Page and application data records
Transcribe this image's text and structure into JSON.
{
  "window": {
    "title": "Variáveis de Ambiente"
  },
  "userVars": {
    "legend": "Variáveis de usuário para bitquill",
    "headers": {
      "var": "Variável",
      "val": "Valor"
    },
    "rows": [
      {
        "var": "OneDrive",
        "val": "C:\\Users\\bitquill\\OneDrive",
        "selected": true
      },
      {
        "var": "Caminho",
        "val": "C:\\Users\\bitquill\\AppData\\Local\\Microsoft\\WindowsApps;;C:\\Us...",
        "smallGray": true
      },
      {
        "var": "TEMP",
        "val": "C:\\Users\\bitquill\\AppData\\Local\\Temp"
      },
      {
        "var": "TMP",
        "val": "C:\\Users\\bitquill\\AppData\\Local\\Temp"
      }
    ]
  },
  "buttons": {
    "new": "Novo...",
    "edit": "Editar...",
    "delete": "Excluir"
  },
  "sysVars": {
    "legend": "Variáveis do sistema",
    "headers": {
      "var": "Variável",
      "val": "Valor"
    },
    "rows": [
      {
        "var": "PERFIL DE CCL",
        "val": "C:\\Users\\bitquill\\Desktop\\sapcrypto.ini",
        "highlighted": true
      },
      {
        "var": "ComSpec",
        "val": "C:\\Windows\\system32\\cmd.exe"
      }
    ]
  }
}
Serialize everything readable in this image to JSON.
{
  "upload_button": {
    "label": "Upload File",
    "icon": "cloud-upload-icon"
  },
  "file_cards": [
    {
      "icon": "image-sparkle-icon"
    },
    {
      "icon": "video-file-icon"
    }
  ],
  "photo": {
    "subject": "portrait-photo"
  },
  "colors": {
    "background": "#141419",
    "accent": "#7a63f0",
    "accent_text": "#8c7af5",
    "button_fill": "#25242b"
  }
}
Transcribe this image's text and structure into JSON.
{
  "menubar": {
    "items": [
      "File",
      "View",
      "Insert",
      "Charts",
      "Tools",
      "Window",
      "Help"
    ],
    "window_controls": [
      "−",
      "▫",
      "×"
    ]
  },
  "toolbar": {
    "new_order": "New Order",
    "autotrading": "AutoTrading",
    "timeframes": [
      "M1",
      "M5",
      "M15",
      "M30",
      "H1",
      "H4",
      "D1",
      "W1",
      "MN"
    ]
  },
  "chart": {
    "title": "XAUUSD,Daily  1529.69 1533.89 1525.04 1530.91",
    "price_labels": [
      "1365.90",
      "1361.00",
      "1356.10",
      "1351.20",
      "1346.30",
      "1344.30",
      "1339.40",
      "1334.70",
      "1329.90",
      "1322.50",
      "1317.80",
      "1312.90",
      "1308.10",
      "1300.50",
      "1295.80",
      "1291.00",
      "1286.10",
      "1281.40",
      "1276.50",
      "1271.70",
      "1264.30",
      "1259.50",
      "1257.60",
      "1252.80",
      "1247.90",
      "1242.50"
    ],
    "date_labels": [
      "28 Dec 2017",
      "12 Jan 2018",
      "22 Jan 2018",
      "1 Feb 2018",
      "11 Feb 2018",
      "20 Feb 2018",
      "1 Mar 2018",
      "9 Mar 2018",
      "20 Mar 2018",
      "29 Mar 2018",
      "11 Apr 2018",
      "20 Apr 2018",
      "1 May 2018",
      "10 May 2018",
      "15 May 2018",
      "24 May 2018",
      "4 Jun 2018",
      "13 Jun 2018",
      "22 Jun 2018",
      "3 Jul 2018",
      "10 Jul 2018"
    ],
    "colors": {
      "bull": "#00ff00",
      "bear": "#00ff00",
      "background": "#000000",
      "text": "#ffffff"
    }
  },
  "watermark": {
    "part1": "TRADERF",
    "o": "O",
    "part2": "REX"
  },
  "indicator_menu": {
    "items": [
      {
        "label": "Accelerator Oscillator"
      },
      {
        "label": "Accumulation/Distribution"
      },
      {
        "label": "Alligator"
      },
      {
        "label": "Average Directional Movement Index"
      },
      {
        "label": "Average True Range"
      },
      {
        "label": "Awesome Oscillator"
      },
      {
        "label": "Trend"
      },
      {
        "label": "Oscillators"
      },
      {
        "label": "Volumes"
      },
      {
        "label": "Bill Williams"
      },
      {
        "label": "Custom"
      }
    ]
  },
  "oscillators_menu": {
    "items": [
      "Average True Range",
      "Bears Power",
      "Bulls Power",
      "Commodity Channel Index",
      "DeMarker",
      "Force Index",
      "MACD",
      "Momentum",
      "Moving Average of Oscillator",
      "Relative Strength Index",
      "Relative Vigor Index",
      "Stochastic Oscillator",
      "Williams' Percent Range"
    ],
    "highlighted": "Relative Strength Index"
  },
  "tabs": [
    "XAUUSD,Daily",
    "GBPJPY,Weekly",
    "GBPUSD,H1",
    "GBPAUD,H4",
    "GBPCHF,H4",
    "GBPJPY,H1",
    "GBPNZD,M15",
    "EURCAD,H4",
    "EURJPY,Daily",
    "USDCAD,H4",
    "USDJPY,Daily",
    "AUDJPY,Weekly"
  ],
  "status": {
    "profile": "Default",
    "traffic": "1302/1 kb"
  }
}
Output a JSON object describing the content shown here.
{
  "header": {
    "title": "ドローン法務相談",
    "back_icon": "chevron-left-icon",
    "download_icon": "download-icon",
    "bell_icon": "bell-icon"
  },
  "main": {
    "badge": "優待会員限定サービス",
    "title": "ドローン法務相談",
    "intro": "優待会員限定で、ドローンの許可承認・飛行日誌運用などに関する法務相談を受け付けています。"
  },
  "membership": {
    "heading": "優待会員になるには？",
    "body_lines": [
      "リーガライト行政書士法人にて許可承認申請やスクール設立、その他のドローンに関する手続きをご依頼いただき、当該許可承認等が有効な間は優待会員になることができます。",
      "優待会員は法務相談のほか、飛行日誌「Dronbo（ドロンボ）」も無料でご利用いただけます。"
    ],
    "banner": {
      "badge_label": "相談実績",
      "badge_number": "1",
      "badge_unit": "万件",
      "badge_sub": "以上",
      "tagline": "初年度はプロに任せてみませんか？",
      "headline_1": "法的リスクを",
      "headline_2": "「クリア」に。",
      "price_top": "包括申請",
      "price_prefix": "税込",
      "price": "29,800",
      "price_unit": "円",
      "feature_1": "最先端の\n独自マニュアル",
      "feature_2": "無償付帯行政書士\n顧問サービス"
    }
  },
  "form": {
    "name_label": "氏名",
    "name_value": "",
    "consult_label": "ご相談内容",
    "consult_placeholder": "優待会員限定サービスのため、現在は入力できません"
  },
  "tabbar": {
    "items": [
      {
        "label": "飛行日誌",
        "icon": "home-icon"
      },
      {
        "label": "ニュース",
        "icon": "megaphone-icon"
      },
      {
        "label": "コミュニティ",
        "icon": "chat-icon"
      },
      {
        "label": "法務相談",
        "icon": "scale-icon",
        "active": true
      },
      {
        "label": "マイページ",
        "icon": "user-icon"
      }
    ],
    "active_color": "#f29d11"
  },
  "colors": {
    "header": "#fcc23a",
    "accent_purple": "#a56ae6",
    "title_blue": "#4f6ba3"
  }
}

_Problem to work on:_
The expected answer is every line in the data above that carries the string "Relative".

_Result of the task:_
      "Relative Strength Index",
      "Relative Vigor Index",
    "highlighted": "Relative Strength Index"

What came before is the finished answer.